*What is required:* In your copy, set down the entries exactly and exclude the pictures.

*Supplied material:*
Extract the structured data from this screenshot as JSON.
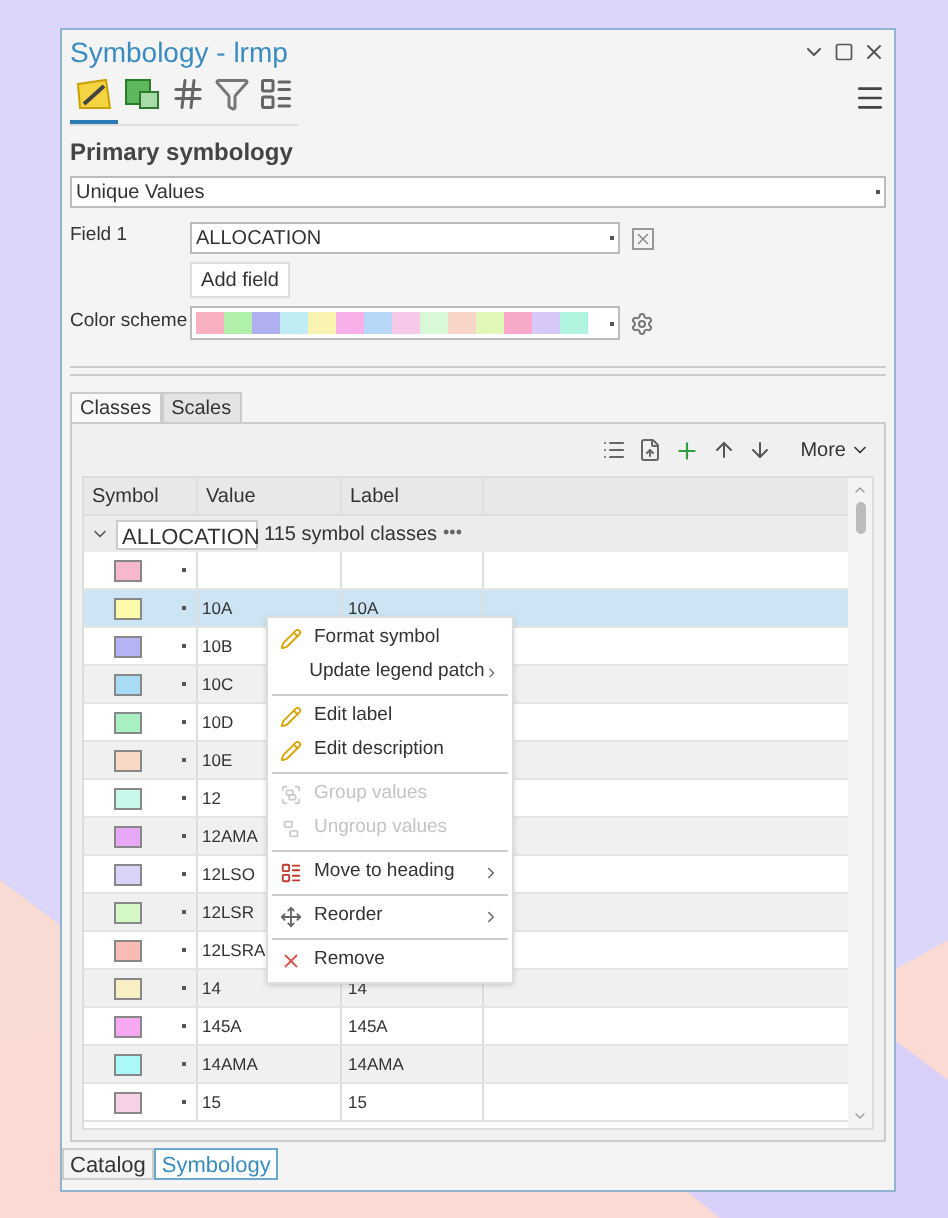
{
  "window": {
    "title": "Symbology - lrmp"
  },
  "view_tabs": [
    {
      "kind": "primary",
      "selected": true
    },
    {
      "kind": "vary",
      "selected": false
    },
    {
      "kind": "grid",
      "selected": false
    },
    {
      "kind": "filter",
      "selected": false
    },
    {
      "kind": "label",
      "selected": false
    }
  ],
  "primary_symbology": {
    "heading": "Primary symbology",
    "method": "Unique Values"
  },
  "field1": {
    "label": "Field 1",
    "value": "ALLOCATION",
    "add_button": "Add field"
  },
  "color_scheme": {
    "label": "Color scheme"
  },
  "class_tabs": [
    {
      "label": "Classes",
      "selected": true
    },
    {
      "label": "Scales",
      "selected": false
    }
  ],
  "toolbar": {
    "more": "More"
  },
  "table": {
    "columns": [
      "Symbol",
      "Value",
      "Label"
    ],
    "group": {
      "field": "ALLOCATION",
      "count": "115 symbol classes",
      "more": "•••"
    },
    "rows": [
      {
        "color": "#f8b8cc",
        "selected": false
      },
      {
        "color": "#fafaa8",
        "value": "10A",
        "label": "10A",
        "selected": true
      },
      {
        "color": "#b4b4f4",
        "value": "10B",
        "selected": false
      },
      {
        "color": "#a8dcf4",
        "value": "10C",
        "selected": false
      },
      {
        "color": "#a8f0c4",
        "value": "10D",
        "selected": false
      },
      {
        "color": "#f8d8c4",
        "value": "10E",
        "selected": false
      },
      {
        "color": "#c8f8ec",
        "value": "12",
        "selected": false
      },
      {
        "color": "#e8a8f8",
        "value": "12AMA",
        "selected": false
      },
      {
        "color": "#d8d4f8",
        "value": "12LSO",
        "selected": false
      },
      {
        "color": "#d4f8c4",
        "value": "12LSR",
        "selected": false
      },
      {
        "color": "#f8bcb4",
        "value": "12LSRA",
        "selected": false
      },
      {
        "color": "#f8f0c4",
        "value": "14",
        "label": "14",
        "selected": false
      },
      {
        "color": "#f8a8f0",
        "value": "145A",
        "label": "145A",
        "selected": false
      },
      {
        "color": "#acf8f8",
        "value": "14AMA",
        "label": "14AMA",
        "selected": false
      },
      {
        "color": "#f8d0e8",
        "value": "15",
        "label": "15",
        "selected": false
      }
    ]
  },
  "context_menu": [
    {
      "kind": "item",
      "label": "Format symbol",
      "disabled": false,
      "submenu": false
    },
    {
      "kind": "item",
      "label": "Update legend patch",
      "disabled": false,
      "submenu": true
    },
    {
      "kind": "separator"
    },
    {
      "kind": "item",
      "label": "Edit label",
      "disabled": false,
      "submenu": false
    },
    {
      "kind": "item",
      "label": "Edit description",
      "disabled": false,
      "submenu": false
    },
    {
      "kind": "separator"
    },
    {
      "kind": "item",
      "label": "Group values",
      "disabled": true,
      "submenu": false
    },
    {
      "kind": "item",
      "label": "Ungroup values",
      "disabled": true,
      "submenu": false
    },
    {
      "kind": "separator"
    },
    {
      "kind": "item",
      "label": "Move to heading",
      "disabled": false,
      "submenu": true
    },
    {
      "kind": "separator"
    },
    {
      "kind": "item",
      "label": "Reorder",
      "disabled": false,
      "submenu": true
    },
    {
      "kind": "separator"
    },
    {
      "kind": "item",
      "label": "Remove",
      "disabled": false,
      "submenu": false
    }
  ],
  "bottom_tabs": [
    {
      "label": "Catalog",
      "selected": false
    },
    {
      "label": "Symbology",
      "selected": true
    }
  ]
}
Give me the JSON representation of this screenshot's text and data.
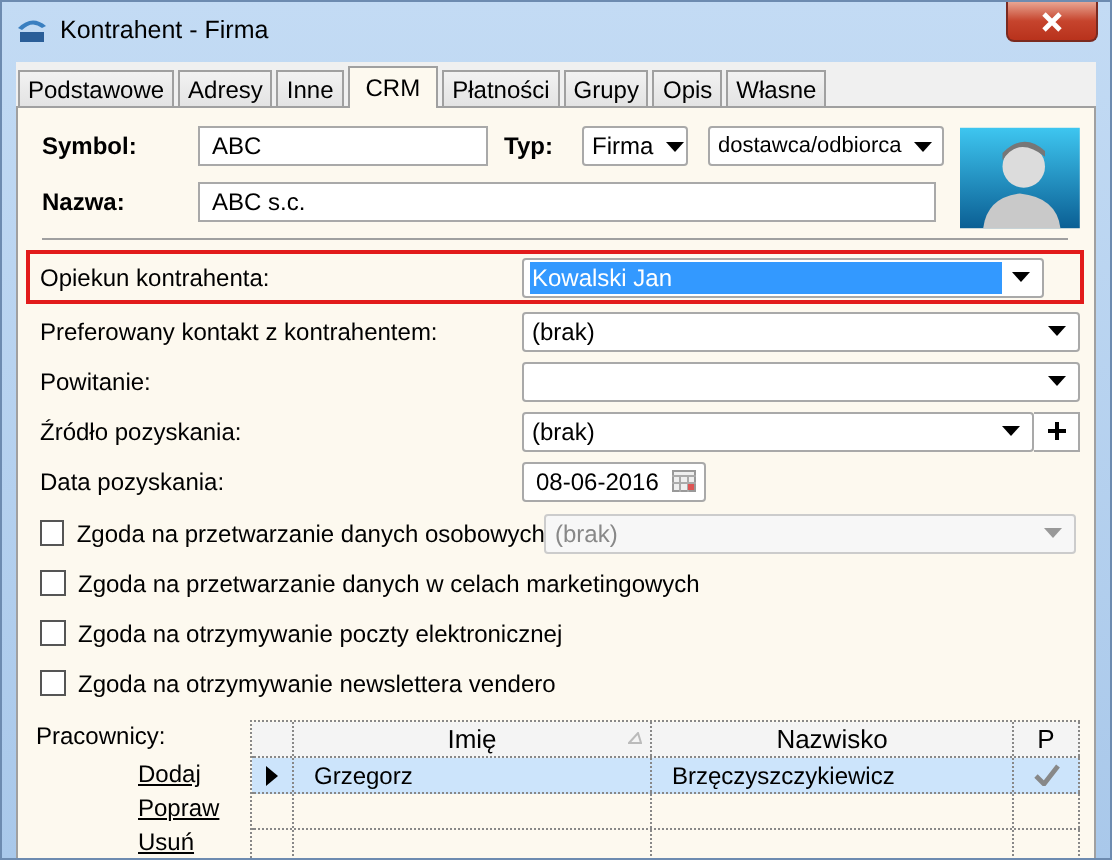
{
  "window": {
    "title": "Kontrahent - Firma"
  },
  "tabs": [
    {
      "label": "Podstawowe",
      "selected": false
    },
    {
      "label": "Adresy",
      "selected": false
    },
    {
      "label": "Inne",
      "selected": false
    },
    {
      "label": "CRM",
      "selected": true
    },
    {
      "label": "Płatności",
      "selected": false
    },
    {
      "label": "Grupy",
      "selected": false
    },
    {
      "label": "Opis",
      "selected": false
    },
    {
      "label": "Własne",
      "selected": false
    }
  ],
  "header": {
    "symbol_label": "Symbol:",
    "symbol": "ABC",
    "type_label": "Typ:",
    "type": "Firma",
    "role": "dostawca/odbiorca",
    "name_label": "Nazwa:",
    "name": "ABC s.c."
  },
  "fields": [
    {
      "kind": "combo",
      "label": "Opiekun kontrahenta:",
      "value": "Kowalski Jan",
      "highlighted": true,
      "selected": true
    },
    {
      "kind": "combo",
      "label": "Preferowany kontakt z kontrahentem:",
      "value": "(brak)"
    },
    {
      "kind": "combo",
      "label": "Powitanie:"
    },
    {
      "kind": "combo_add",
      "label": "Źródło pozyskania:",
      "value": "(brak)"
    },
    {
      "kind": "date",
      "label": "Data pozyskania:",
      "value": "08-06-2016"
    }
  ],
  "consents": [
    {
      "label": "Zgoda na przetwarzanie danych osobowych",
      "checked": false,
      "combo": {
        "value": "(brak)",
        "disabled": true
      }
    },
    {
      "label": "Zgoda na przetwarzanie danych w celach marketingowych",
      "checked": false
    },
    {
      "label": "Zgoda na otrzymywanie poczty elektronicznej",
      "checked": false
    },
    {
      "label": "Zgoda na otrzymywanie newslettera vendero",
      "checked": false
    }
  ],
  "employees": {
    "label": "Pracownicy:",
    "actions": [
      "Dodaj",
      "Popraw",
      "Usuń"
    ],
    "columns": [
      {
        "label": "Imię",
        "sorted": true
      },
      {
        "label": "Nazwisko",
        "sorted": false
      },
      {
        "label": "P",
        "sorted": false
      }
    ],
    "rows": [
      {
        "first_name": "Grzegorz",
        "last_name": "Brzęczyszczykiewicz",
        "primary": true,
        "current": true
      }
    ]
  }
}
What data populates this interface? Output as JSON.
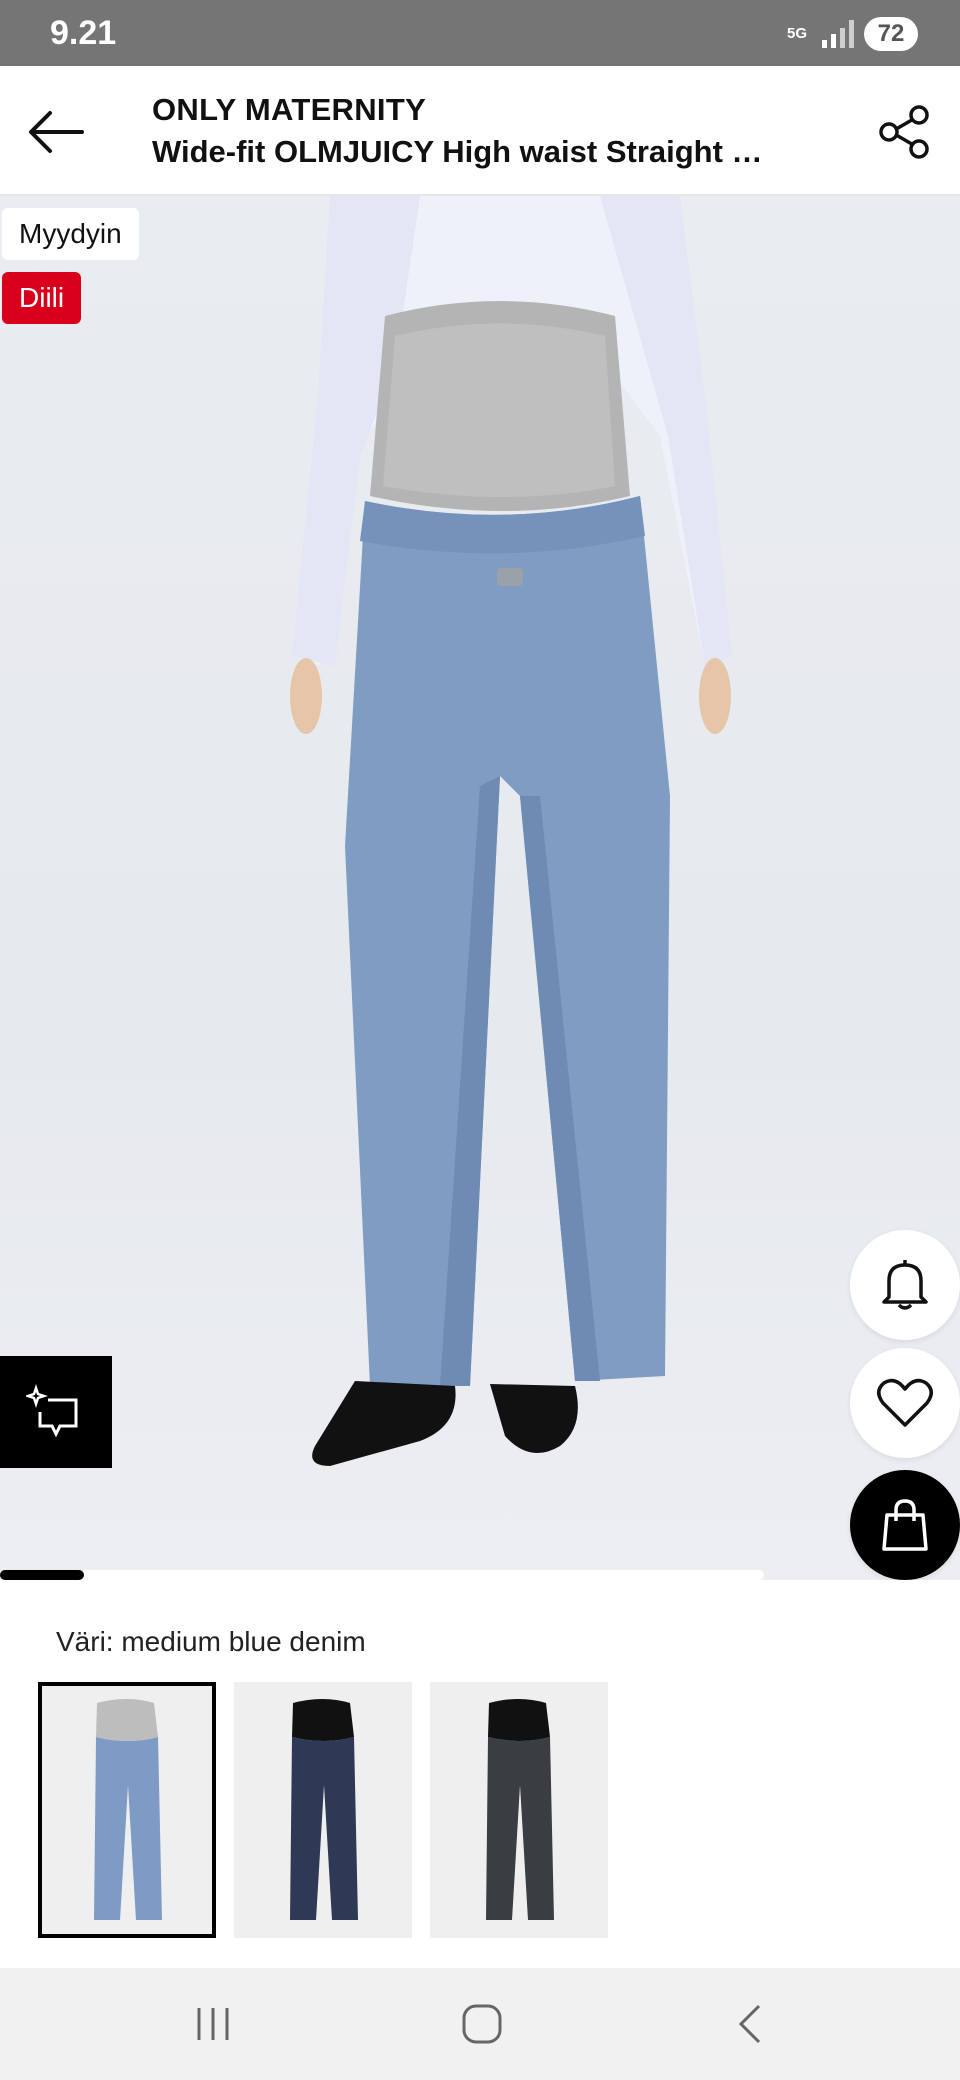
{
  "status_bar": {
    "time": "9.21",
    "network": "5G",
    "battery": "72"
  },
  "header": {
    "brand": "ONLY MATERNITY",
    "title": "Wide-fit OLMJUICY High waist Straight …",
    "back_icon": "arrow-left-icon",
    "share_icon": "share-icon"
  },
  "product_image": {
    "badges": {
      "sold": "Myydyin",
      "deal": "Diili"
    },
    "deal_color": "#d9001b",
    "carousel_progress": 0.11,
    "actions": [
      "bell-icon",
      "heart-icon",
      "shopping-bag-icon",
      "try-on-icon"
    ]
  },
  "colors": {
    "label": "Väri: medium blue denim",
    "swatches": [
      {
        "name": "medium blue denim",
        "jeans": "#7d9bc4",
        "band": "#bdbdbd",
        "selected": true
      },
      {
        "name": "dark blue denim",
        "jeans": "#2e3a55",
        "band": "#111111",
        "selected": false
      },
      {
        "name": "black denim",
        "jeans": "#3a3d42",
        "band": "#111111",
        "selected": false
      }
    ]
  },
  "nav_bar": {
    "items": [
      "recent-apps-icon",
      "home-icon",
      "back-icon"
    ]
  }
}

*Written answer:*
Extract the structured data from this screenshot as JSON.
{
  "window": {
    "title": "Symbology - lrmp"
  },
  "view_tabs": [
    {
      "kind": "primary",
      "selected": true
    },
    {
      "kind": "vary",
      "selected": false
    },
    {
      "kind": "grid",
      "selected": false
    },
    {
      "kind": "filter",
      "selected": false
    },
    {
      "kind": "label",
      "selected": false
    }
  ],
  "primary_symbology": {
    "heading": "Primary symbology",
    "method": "Unique Values"
  },
  "field1": {
    "label": "Field 1",
    "value": "ALLOCATION",
    "add_button": "Add field"
  },
  "color_scheme": {
    "label": "Color scheme"
  },
  "class_tabs": [
    {
      "label": "Classes",
      "selected": true
    },
    {
      "label": "Scales",
      "selected": false
    }
  ],
  "toolbar": {
    "more": "More"
  },
  "table": {
    "columns": [
      "Symbol",
      "Value",
      "Label"
    ],
    "group": {
      "field": "ALLOCATION",
      "count": "115 symbol classes",
      "more": "•••"
    },
    "rows": [
      {
        "color": "#f8b8cc",
        "selected": false
      },
      {
        "color": "#fafaa8",
        "value": "10A",
        "label": "10A",
        "selected": true
      },
      {
        "color": "#b4b4f4",
        "value": "10B",
        "selected": false
      },
      {
        "color": "#a8dcf4",
        "value": "10C",
        "selected": false
      },
      {
        "color": "#a8f0c4",
        "value": "10D",
        "selected": false
      },
      {
        "color": "#f8d8c4",
        "value": "10E",
        "selected": false
      },
      {
        "color": "#c8f8ec",
        "value": "12",
        "selected": false
      },
      {
        "color": "#e8a8f8",
        "value": "12AMA",
        "selected": false
      },
      {
        "color": "#d8d4f8",
        "value": "12LSO",
        "selected": false
      },
      {
        "color": "#d4f8c4",
        "value": "12LSR",
        "selected": false
      },
      {
        "color": "#f8bcb4",
        "value": "12LSRA",
        "selected": false
      },
      {
        "color": "#f8f0c4",
        "value": "14",
        "label": "14",
        "selected": false
      },
      {
        "color": "#f8a8f0",
        "value": "145A",
        "label": "145A",
        "selected": false
      },
      {
        "color": "#acf8f8",
        "value": "14AMA",
        "label": "14AMA",
        "selected": false
      },
      {
        "color": "#f8d0e8",
        "value": "15",
        "label": "15",
        "selected": false
      }
    ]
  },
  "context_menu": [
    {
      "kind": "item",
      "label": "Format symbol",
      "disabled": false,
      "submenu": false
    },
    {
      "kind": "item",
      "label": "Update legend patch",
      "disabled": false,
      "submenu": true
    },
    {
      "kind": "separator"
    },
    {
      "kind": "item",
      "label": "Edit label",
      "disabled": false,
      "submenu": false
    },
    {
      "kind": "item",
      "label": "Edit description",
      "disabled": false,
      "submenu": false
    },
    {
      "kind": "separator"
    },
    {
      "kind": "item",
      "label": "Group values",
      "disabled": true,
      "submenu": false
    },
    {
      "kind": "item",
      "label": "Ungroup values",
      "disabled": true,
      "submenu": false
    },
    {
      "kind": "separator"
    },
    {
      "kind": "item",
      "label": "Move to heading",
      "disabled": false,
      "submenu": true
    },
    {
      "kind": "separator"
    },
    {
      "kind": "item",
      "label": "Reorder",
      "disabled": false,
      "submenu": true
    },
    {
      "kind": "separator"
    },
    {
      "kind": "item",
      "label": "Remove",
      "disabled": false,
      "submenu": false
    }
  ],
  "bottom_tabs": [
    {
      "label": "Catalog",
      "selected": false
    },
    {
      "label": "Symbology",
      "selected": true
    }
  ]
}
Give me the JSON representation of this screenshot's text and data.
{
  "window": {
    "title": "Kontrahent - Firma"
  },
  "tabs": [
    {
      "label": "Podstawowe",
      "selected": false
    },
    {
      "label": "Adresy",
      "selected": false
    },
    {
      "label": "Inne",
      "selected": false
    },
    {
      "label": "CRM",
      "selected": true
    },
    {
      "label": "Płatności",
      "selected": false
    },
    {
      "label": "Grupy",
      "selected": false
    },
    {
      "label": "Opis",
      "selected": false
    },
    {
      "label": "Własne",
      "selected": false
    }
  ],
  "header": {
    "symbol_label": "Symbol:",
    "symbol": "ABC",
    "type_label": "Typ:",
    "type": "Firma",
    "role": "dostawca/odbiorca",
    "name_label": "Nazwa:",
    "name": "ABC s.c."
  },
  "fields": [
    {
      "kind": "combo",
      "label": "Opiekun kontrahenta:",
      "value": "Kowalski Jan",
      "highlighted": true,
      "selected": true
    },
    {
      "kind": "combo",
      "label": "Preferowany kontakt z kontrahentem:",
      "value": "(brak)"
    },
    {
      "kind": "combo",
      "label": "Powitanie:"
    },
    {
      "kind": "combo_add",
      "label": "Źródło pozyskania:",
      "value": "(brak)"
    },
    {
      "kind": "date",
      "label": "Data pozyskania:",
      "value": "08-06-2016"
    }
  ],
  "consents": [
    {
      "label": "Zgoda na przetwarzanie danych osobowych",
      "checked": false,
      "combo": {
        "value": "(brak)",
        "disabled": true
      }
    },
    {
      "label": "Zgoda na przetwarzanie danych w celach marketingowych",
      "checked": false
    },
    {
      "label": "Zgoda na otrzymywanie poczty elektronicznej",
      "checked": false
    },
    {
      "label": "Zgoda na otrzymywanie newslettera vendero",
      "checked": false
    }
  ],
  "employees": {
    "label": "Pracownicy:",
    "actions": [
      "Dodaj",
      "Popraw",
      "Usuń"
    ],
    "columns": [
      {
        "label": "Imię",
        "sorted": true
      },
      {
        "label": "Nazwisko",
        "sorted": false
      },
      {
        "label": "P",
        "sorted": false
      }
    ],
    "rows": [
      {
        "first_name": "Grzegorz",
        "last_name": "Brzęczyszczykiewicz",
        "primary": true,
        "current": true
      }
    ]
  }
}
What data populates this interface? Output as JSON.
{
  "status_bar": {
    "time": "9.21",
    "network": "5G",
    "battery": "72"
  },
  "header": {
    "brand": "ONLY MATERNITY",
    "title": "Wide-fit OLMJUICY High waist Straight …",
    "back_icon": "arrow-left-icon",
    "share_icon": "share-icon"
  },
  "product_image": {
    "badges": {
      "sold": "Myydyin",
      "deal": "Diili"
    },
    "deal_color": "#d9001b",
    "carousel_progress": 0.11,
    "actions": [
      "bell-icon",
      "heart-icon",
      "shopping-bag-icon",
      "try-on-icon"
    ]
  },
  "colors": {
    "label": "Väri: medium blue denim",
    "swatches": [
      {
        "name": "medium blue denim",
        "jeans": "#7d9bc4",
        "band": "#bdbdbd",
        "selected": true
      },
      {
        "name": "dark blue denim",
        "jeans": "#2e3a55",
        "band": "#111111",
        "selected": false
      },
      {
        "name": "black denim",
        "jeans": "#3a3d42",
        "band": "#111111",
        "selected": false
      }
    ]
  },
  "nav_bar": {
    "items": [
      "recent-apps-icon",
      "home-icon",
      "back-icon"
    ]
  }
}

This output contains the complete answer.